Erin Fitzgerald and Venus Taylor
Erin Fitzgerald has achieved success during her undergraduate and graduate careers both in and out of the classroom. She has gone the extra mile to immerse herself in the field through research in addition to her course work and internship. She also serves on Assumption’s Judicial Appeals Board.
Erin was in Japan conducting a cross-cultural research project and working as an undergraduate intern at the Tokyo English Life Line Counseling Center in 2011 when the earthquake and subsequent tsunami hit. She volunteered for two weeks, working eighteen hour shifts, at the crisis center that was established by the U.S. embassy aiding both Americans in Japan and their family members in the U.S.
As one of Erin’s professor’s described her: “In addition to being intellectually gifted, dedicated, and resourceful, Erin is also remarkably resilient.” Another professor described Erin this way: “Erin is a remarkable young woman who is intelligent, intuitive and dedicated to the helping profession at many different levels. She is an extremely strong graduate student who is well respected by professors and students alike.
Venus Taylor describes herself as being passionate about family and youth counseling and started on that path during her teen years. As a young adult, Venus worked with young people in Boston public schools as a Prevention Specialist. Additionally, she has authored a book, Becoming the Mom I Wish I’d Had, about her raising and homeschooling her two children.
She has excelled academically and in her practicum where she devoted twice the amount of hours required of her. Venus has future plans for working with children and families that will mark her as a leader in our field while providing much needed services for children and families.
Venus has been described by one of her professors thusly: “Venus not only excels in her clinical skills, but in her natural ability to form meaningful connections with the children and families n client load. It is clear to me that Venus has a real commitment to her clients, career, and Community.” Her practicum supervisor said: “Ms. Taylor would often go above and beyond her role to make sure that all family members were connected to the most appropriate community supports.”
Courtney stood out amongst these excellent students with her work in and out of the classroom. She has demonstrated a strong interest in helping others during her undergraduate and graduate years along with working in the mental health field in-between.
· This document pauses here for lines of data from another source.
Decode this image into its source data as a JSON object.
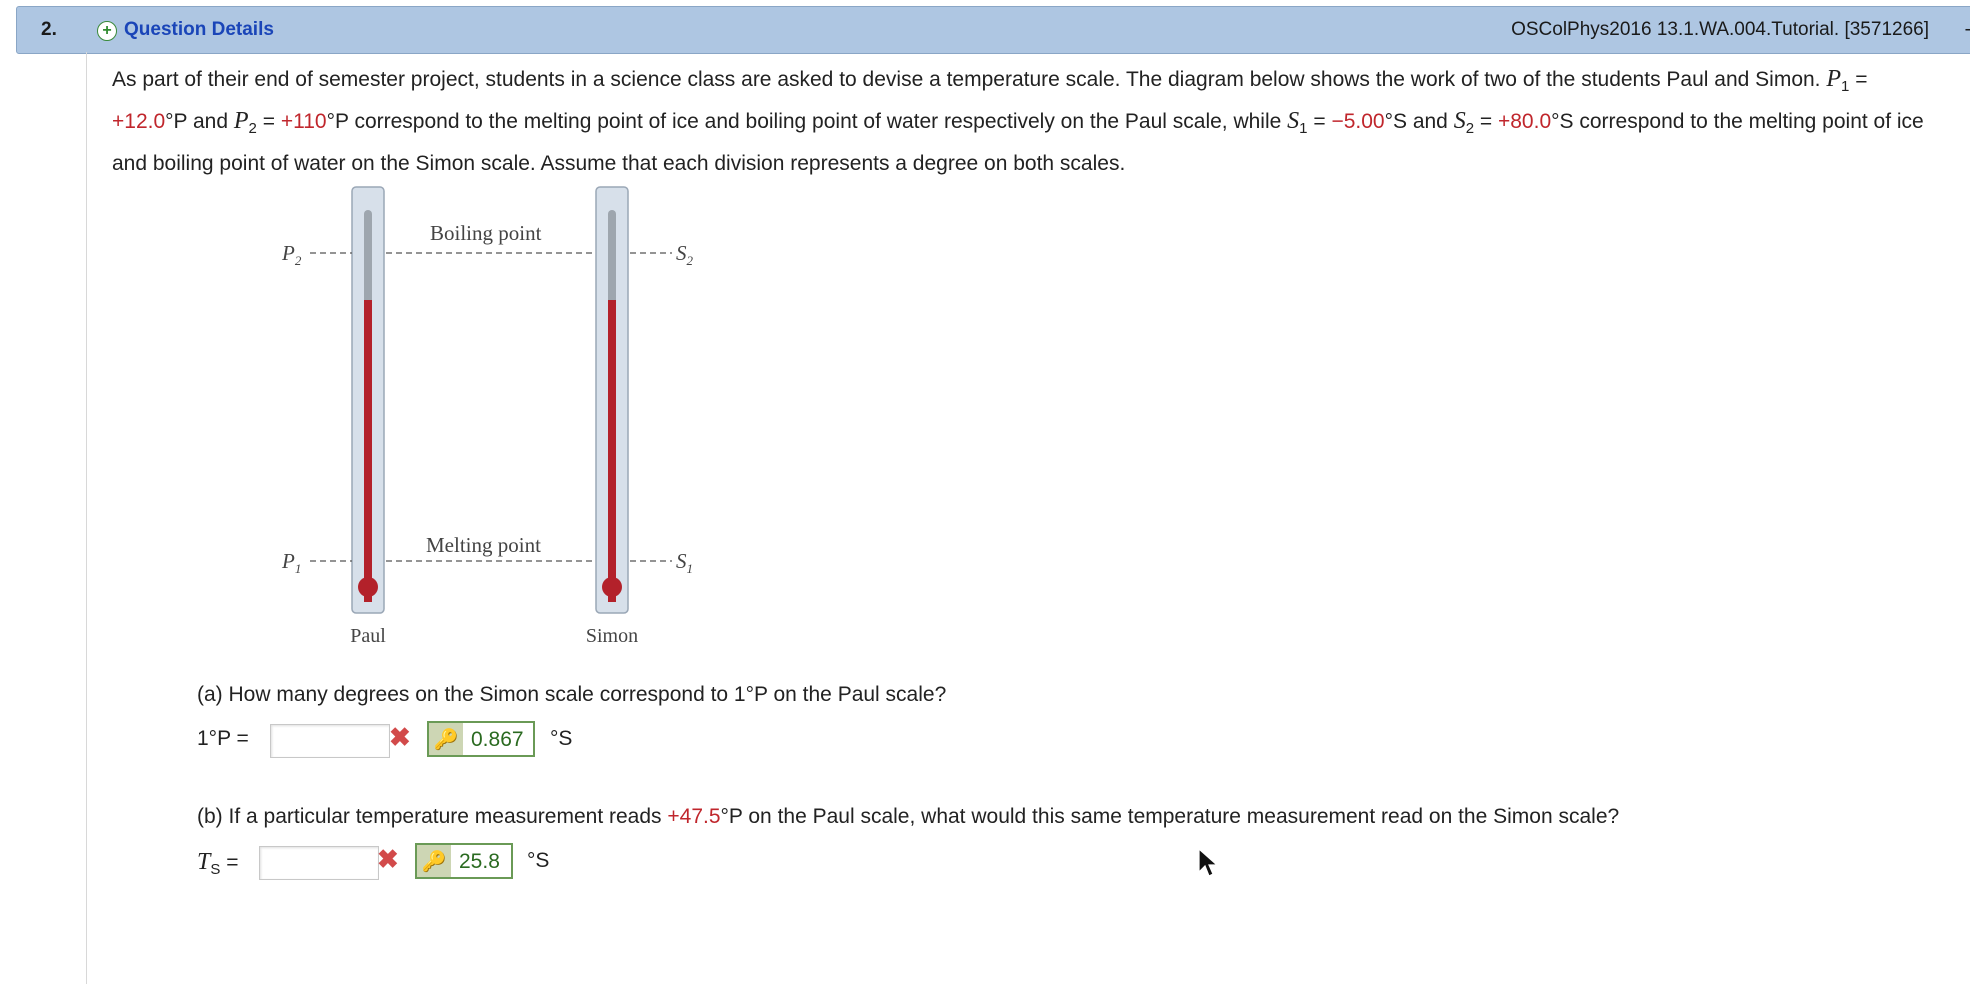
{
  "header": {
    "number": "2.",
    "title": "Question Details",
    "reference": "OSColPhys2016 13.1.WA.004.Tutorial. [3571266]",
    "dash": "-"
  },
  "problem": {
    "text_1": "As part of their end of semester project, students in a science class are asked to devise a temperature scale. The diagram below shows the work of two of the students Paul and Simon. ",
    "p1_symbol": "P",
    "p1_sub": "1",
    "eq": " = ",
    "p1_value": "+12.0",
    "p1_unit": "°P and ",
    "p2_symbol": "P",
    "p2_sub": "2",
    "p2_value": "+110",
    "p2_unit": "°P correspond to the melting point of ice and boiling point of water respectively on the Paul scale, while ",
    "s1_symbol": "S",
    "s1_sub": "1",
    "s1_value": "−5.00",
    "s1_unit": "°S and ",
    "s2_symbol": "S",
    "s2_sub": "2",
    "s2_value": "+80.0",
    "s2_unit": "°S correspond to the melting point of ice and boiling point of water on the Simon scale. Assume that each division represents a degree on both scales."
  },
  "diagram": {
    "boiling_label": "Boiling point",
    "melting_label": "Melting point",
    "left_name": "Paul",
    "right_name": "Simon",
    "p_symbol": "P",
    "s_symbol": "S",
    "sub_1": "1",
    "sub_2": "2"
  },
  "part_a": {
    "question": "(a) How many degrees on the Simon scale correspond to 1°P on the Paul scale?",
    "label": "1°P =",
    "input_value": "",
    "answer": "0.867",
    "unit": "°S"
  },
  "part_b": {
    "question_1": "(b) If a particular temperature measurement reads ",
    "highlight": "+47.5",
    "question_2": "°P on the Paul scale, what would this same temperature measurement read on the Simon scale?",
    "label_symbol": "T",
    "label_sub": "S",
    "label_eq": " =",
    "input_value": "",
    "answer": "25.8",
    "unit": "°S"
  },
  "colors": {
    "header_bg": "#aec6e2",
    "title_blue": "#1a45b8",
    "value_red": "#c0262c",
    "answer_green": "#2a6a20",
    "mercury": "#b3212a"
  }
}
She ranks at the top or near the top of all her classes, has shown strong leadership qualities everywhere she has been, and has demonstrated the attitude and skills to be an effective counselor.
Additionally, Courtney has participated in a number of significant research projects and was recently awarded a highly coveted research assistant position for the next academic year.
Christina, a student in Expressive Therapies and Mental Health Counseling, was selected from among eleven outstanding graduate students, representing five colleges and universities, who applied for the scholarship.
Christina is described as a leader with strong clinical skills and as an individual who “has always demonstrated an extremely high level of academic integrity, insight, and achievement.” She has diverse experience having worked for a number of agencies, both as an undergraduate and graduate student, primarily working with children. Christina is also actively involved in the Expressive Therapies Division at Lesley while volunteering her time as a Big Sister and play space activity leader at a family homeless shelter. Christina’s goal upon graduation is to work with children who have experienced trauma.
Christina has received a $1,000 scholarship for the 2011-2012 academic year, a one year MaMHCA membership, mentoring support including but not limited to licensing support services, and free admission to MaMHCA's 2011 Annual Conference.